Everyone recognizes, including the interim authority, that they need to build a national army, a police force, both national and local, and I think that given the determination that exists both here and in other countries to help, I think that we should see improvement over time.

But would I not be surprised to have instances such as the ones we have seen in the last couple of days take place again. As I say, the country has been in a state of war for 20 years. You cannot expect all problems to be resolved in a very short time.

RAY SUAREZ: But do they need a breather, a period o calm, to build these kinds of institutions that you’re describing, and you say Mr. Karzai recognizes he needs?

ZALMAY KHALILZAD: Well, they need several things at the same time to move on. They need to build national security institutions such as the army and the police. The threat that they face is one of warlordism returning because in some places there are multiple armies that continue to exist.

Then they have to deal with implementing the Bonn agreement, which calls for the six months of the transitional authority leading to the convening of the grand assembly and a transitional government. And they established a commission for the convening of that grand assembly, and that’s moving forward.

And they also need to do economic reconstruction, which they have begun to do so, again with the help from the United States and the international community. And also there is a threat of al-Qaida and Taliban pockets, which remain, which we have to – which you have to finish with the US in the lead and support from Afghan forces.

RAY SUAREZ: Well, taking that situation, with private armies still in the field, rival warlords still in charge of their armies, the pockets that you mention of Taliban and al-Qaida, is this country governable? Is this country able to be calmed to the extent necessary for that tribal council to be convened, for the institutions like the army and the police force to be built?

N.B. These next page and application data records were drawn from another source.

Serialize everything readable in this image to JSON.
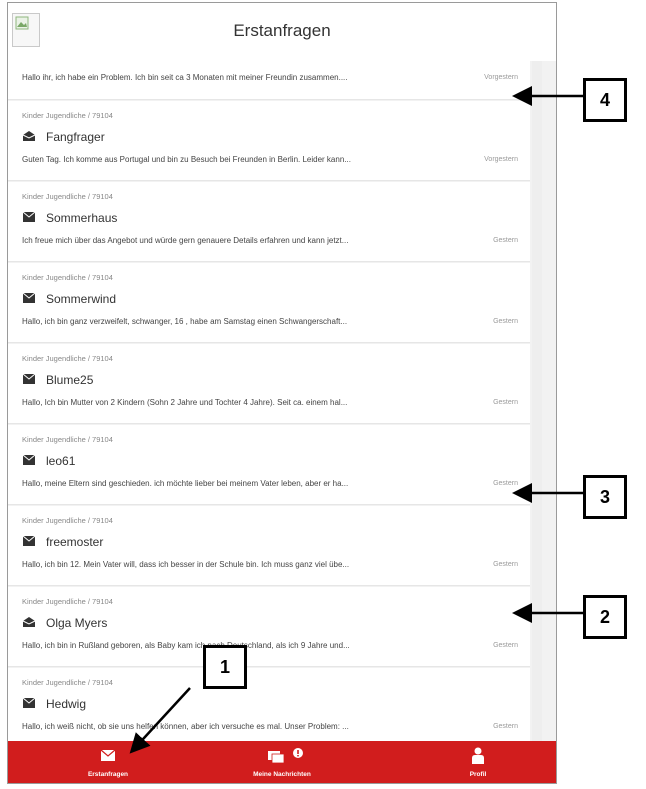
{
  "header": {
    "title": "Erstanfragen",
    "image_icon": "broken-image-icon"
  },
  "items": [
    {
      "category": "",
      "icon": "",
      "name": "",
      "preview": "Hallo ihr, ich habe ein Problem. Ich bin seit ca 3 Monaten mit meiner Freundin zusammen....",
      "time": "Vorgestern"
    },
    {
      "category": "Kinder Jugendliche / 79104",
      "icon": "envelope-open-icon",
      "name": "Fangfrager",
      "preview": "Guten Tag. Ich komme aus Portugal und bin zu Besuch bei Freunden in Berlin. Leider kann...",
      "time": "Vorgestern"
    },
    {
      "category": "Kinder Jugendliche / 79104",
      "icon": "envelope-icon",
      "name": "Sommerhaus",
      "preview": "Ich freue mich über das Angebot und würde gern genauere Details erfahren und kann jetzt...",
      "time": "Gestern"
    },
    {
      "category": "Kinder Jugendliche / 79104",
      "icon": "envelope-icon",
      "name": "Sommerwind",
      "preview": "Hallo, ich bin ganz verzweifelt, schwanger, 16 , habe am Samstag einen Schwangerschaft...",
      "time": "Gestern"
    },
    {
      "category": "Kinder Jugendliche / 79104",
      "icon": "envelope-icon",
      "name": "Blume25",
      "preview": "Hallo, Ich bin Mutter von 2 Kindern (Sohn 2 Jahre und Tochter 4 Jahre). Seit ca. einem hal...",
      "time": "Gestern"
    },
    {
      "category": "Kinder Jugendliche / 79104",
      "icon": "envelope-icon",
      "name": "leo61",
      "preview": "Hallo, meine Eltern sind geschieden. ich möchte lieber bei meinem Vater leben, aber er ha...",
      "time": "Gestern"
    },
    {
      "category": "Kinder Jugendliche / 79104",
      "icon": "envelope-icon",
      "name": "freemoster",
      "preview": "Hallo, ich bin 12. Mein Vater will, dass ich besser in der Schule bin. Ich muss ganz viel übe...",
      "time": "Gestern"
    },
    {
      "category": "Kinder Jugendliche / 79104",
      "icon": "envelope-open-icon",
      "name": "Olga Myers",
      "preview": "Hallo, ich bin in Rußland geboren, als Baby kam ich nach Deutschland, als ich 9 Jahre und...",
      "time": "Gestern"
    },
    {
      "category": "Kinder Jugendliche / 79104",
      "icon": "envelope-icon",
      "name": "Hedwig",
      "preview": "Hallo, ich weiß nicht, ob sie uns helfen können, aber ich versuche es mal. Unser Problem: ...",
      "time": "Gestern"
    }
  ],
  "tabbar": {
    "tabs": [
      {
        "label": "Erstanfragen",
        "icon": "envelope-icon"
      },
      {
        "label": "Meine Nachrichten",
        "icon": "chat-bubbles-icon"
      },
      {
        "label": "Profil",
        "icon": "person-icon"
      }
    ]
  },
  "callouts": [
    "1",
    "2",
    "3",
    "4"
  ],
  "colors": {
    "accent": "#d11d1d",
    "text": "#333333",
    "muted": "#888888"
  }
}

ZALMAY KHALILZAD: Well, Afghanistan historically has had periods where there has been calm, where they’ve had orderly transfer of power from one government to another. And I think, overall, the security situation in Afghanistan, given what it has been in the last 20 years, is not that bad. There are potential problems, but these problems have been relatively small.

And I think the challenge for the interim authority and for those who support it is, as we build these institutions, which there is every reason to expect that the interim authority will implement the agreement that has been made, we have to do what we can to preclude a war, a conflict among the various warlords or armies that exist in various parts of Afghanistan.

And the situation is not the same across Afghanistan. The risk of this sort of conflict in some regions is very small to nonexistent. It only exists in some regions such as what we saw in Paktiar, potentially perhaps in Jalalabad and maybe in Mazar, but for the rest of the country the risk of a return to warlordism and armed conflict remains very small.

Whether, of course, ultimately the country becomes governable or not, of course, depends on the Afghans, whether they can take advantage of the opportunity that their liberation, the second time in sort of 15 years, once from the Soviet occupation and now from the occupation by al-Qaida has given them, but I think that we in the United States and international community, are willing and are, in fact, seeking to assist them in seizing this opportunity.

RAY SUAREZ: And briefly, will they need more peacekeepers?

ZALMAY KHALILZAD: Well there are… That’s one option and perhaps in some pockets. But there are other options. The ultimate answer, of course, is the Afghan army and Afghan police.

But in the interim, might they need additional stabilizing forces? Or advisers to some of these regional places where there is the danger of potential conflict or some other measures to preclude or deter or prevent a return to a conflict, those are possibilities. We are looking at them, but no decision has been made.

RAY SUAREZ: Zalmay Khalilzad, thanks for joining us.

ZALMAY KHALILZAD: It’s a pleasure to be here.